Gulls: they tend to be considered a nuisance, stealing french fries or even entire slices of pizza, and squawking while you try to enjoy a quiet afternoon at the beach.
But conservationist Connel Bradwell and filmmaker Ryan Wilkes are trying to change how we view the birds.
“I think the reputation is pretty harsh,” Bradwell told CBC’s The Early Edition. “The more we learned about them, the more interesting they became.”
Bradwell and Wilkes said they observed the birds in urban settings and in nature to gain a better understanding of them.
WATCH | Creator Network: What’s to love about gulls
They’re ‘opportunistic omnivores’
Gulls, Bradwell said, are considered “opportunistic omnivores,” meaning they’ll eat just about anything.
In the wild, away from urban settings, they feed on sea stars, crabs and other shellfish. They often drop shells onto rocks to crack them open and access the food inside.
“I even saw them using the road,” Bradwell said. “They would drop a shell onto the road, a car would run over the shell and they’d come in and pick up the pieces.”
Anyone who’s ever been to Vancouver’s Granville Island has seen how the urban gulls operate: the birds dive-bomb tourists to grab a couple of fries, or swallow a slice of pizza whole.
“Gulls are turning to foods like French fries and eating garbage because the availability of the food in the ocean is not as plentiful as it once was,” Wilkes said.
Their habits say something about the environment
Gulls are a species that, based on their habits, could tell researchers and conservationists about what’s going on in the broader ecosystem, Wilkes said.
He said their mere presence in urban spaces is something to note.
“They’re telling us by being in these urban areas, by causing a ruckus, by being annoying, that maybe there’s problems out in the ocean.”
For example, Wilkes said, food may not be as plentiful as it once was in shorelines, their natural habitats.
According to researcher Louise Blight, if the bird’s population declines, it could signal to biologists that something “profound” is happening in the area in which they live.
They recognize screeches — and faces
There’s no mistaking the call of the gull: a loud shriek, which only gets louder as they gather — even Disney acknowledged this in their portrayed of the birds in Finding Nemo.
But though it may sound obnoxious to us, Bradwell says the birds have their own unique voices, similar to humans. That shrieky call is their form of talking — something gull chicks learn primarily to identify their parents.
“It’s actually very sophisticated,” Bradwell said.
LISTS | What makes gulls, a highly intelligent species, so special
The Early Edition5:57Gulls can seem like a nuisance, but conservationist Connel Bradwell says they’re treated unfairly
Not only do they recognize their unique calls, Bradwell said — they also recognize human faces, similar to crows.

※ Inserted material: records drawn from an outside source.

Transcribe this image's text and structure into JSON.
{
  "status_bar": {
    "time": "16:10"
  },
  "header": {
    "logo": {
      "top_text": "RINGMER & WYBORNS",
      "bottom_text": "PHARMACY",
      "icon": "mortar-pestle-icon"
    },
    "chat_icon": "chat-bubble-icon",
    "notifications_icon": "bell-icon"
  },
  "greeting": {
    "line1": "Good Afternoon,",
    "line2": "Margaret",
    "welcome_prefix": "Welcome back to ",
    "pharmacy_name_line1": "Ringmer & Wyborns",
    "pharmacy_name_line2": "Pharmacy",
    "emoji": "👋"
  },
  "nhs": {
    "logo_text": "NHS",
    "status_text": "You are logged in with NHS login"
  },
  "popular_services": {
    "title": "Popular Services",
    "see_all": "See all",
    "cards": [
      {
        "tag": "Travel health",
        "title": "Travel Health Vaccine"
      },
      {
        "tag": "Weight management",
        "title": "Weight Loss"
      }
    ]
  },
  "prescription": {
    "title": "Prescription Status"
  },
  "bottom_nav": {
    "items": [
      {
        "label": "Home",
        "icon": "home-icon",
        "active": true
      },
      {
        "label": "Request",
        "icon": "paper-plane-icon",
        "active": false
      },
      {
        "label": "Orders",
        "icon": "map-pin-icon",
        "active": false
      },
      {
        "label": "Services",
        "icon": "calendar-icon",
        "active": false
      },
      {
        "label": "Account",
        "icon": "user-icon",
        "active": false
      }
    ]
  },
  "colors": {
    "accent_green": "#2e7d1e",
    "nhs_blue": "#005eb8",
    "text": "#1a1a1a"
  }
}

That made me think, ‘Oh gosh, was I ever horrible to a gull? Will they remember me?'” Bradwell said with a laugh.
“I have definitely been nicer to the ones around my neighborhood now knowing that they might remember my face.”